  • Planning/strategizing future technology innovation  45%
  • Managing end-user experience 38% 
  • Managing or deploying apps  31%
  • Monitoring application availability or load time  30%

A Perfect Day

It's also notable that when asked about the activities they love the most about their jobs, IT professionals want greater engagement with high-level business activities:

  • Planning/strategizing future technology innovation 63%
  • Managing end-user experience 45%
  • Writing and/or cleaning up code 34%
  • Managing and/or deploying apps 34%
  • Building product roadmaps 33%

High-value business activities and innovation were also at the top of the preferred list for DevOps professionals as well:

  • Planning/strategizing future technology innovation 68%
  • Managing end-user experience 42%
  • Managing and/or deploying apps 38%
  • Building product roadmaps 27%
  • Monitoring application availability and/or load time  23%

The SolarWinds authors make some recommendations for maximizing higher-vale activities while minimizing troubleshooting and other rote maintenance tasks:

Remember, it's about cultural change. "Just having DevOps teams doesn't make that so," the authors state. "DevOps must have a hand in every stage of application development and performance monitoring, without silos or knowledge barriers. This includes planning and strategizing, development, testing, and, yes-troubleshooting. Involving DevOps teams in this cycle of innovation fuels their passions -- evident in the fact that 41% of surveyed tech professionals say they joined their companies for the opportunity to use technology to solve real-world problems."

Put out fires before they start. "Tech professionals should be using comprehensive APM tools to analyze response times, resource usage, and other metrics to identify hotspots early and often before they become fires that need immediate attention."

Double down on automation. "Many DevOps teams have used automation in their application performance management, either via their own programming script or third-party applications like GitHub, Puppet, or Chef, to benefit from a greater amount of free time that allows them to focus on the more strategic and complex aspects of their jobs. When troubleshooting is automated, it's done the same way each time so there is reduced variability and increased velocity-these two factors combined will reduce the number of application errors."

Build institutional knowledge. This "guarantees the next generation of tech professionals will be able to get back to building applications faster. Once tech pros can diagnose an error or get a system back to peak performance, they must document the resolution and share it broadly to shorten debugging time for the next situation. Use tools that enable collaboration by allowing saved searches, alerts, and views; this documentation that drives institutional knowledge is one of the core tenets of DevOps' success. Communication and
collaboration are key." 

The bottom line is technology managers and professionals want to get more involved with their businesses -- they want to make an impact.

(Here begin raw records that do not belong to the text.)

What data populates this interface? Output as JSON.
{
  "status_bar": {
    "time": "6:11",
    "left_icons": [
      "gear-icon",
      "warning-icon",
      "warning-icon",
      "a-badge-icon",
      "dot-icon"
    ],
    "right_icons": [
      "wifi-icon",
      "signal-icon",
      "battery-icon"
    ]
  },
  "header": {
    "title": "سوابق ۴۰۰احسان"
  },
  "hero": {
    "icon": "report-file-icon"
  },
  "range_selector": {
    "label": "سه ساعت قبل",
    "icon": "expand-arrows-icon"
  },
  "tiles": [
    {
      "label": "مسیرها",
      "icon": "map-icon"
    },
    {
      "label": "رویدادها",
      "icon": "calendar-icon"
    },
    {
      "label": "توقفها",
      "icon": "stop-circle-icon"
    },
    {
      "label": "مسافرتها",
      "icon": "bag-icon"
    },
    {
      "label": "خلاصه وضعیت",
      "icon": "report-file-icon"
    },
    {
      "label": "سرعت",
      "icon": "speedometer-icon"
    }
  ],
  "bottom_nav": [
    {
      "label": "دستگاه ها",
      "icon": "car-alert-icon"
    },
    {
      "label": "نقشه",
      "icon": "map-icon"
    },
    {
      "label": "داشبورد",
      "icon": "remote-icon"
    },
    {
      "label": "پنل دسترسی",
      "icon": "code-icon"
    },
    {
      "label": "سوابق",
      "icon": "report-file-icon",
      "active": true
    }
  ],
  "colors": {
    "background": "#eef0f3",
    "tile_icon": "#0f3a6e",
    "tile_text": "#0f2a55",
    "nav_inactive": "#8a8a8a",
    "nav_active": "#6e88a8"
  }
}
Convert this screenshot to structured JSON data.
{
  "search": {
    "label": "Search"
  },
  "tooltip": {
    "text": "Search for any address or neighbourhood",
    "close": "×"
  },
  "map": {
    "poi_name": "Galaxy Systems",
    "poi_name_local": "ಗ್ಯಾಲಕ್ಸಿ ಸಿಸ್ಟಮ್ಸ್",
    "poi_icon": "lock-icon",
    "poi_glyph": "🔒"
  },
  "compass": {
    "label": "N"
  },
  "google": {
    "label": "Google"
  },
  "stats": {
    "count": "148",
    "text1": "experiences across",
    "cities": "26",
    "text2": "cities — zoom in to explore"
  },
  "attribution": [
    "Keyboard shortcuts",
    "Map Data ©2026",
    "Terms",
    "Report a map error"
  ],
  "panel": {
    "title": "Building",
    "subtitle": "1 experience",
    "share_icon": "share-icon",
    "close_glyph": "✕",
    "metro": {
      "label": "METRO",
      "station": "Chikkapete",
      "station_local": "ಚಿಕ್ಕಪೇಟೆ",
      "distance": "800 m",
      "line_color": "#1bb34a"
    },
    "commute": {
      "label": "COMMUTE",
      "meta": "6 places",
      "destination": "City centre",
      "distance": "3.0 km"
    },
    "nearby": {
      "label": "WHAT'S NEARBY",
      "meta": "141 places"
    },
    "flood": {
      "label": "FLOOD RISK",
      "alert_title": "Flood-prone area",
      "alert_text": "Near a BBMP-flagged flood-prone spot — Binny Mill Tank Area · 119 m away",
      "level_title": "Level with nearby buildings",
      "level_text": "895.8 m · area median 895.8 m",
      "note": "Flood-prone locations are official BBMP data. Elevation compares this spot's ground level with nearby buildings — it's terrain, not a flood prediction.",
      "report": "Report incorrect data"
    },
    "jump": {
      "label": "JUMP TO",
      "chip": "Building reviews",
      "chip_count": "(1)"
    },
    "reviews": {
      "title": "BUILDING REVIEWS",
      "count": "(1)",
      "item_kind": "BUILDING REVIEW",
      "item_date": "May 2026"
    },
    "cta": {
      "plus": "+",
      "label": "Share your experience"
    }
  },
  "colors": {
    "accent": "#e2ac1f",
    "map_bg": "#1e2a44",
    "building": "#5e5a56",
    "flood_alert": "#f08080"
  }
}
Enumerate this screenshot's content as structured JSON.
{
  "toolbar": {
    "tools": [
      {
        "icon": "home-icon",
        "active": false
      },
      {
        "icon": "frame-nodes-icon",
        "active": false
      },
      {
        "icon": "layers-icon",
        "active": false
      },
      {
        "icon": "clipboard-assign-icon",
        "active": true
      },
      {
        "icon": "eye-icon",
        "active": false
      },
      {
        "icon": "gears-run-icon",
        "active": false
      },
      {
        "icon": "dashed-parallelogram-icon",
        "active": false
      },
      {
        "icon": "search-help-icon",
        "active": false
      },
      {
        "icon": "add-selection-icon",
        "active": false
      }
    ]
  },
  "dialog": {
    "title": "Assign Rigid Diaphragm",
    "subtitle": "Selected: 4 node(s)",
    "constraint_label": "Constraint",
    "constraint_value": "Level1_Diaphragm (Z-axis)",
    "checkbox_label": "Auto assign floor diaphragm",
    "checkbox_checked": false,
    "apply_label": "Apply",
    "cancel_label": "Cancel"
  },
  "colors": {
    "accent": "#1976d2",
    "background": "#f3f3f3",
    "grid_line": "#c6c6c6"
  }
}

When people "don't have time for more meaningful work, the business can suffer, and talent may leave," the survey's authors conclude. "The ability to solve real problems and have a positive impact are the top two reasons DevOps, web product managers, and developers chose their roles. They should be viewed as business strategy partners and given the tools they need to succeed."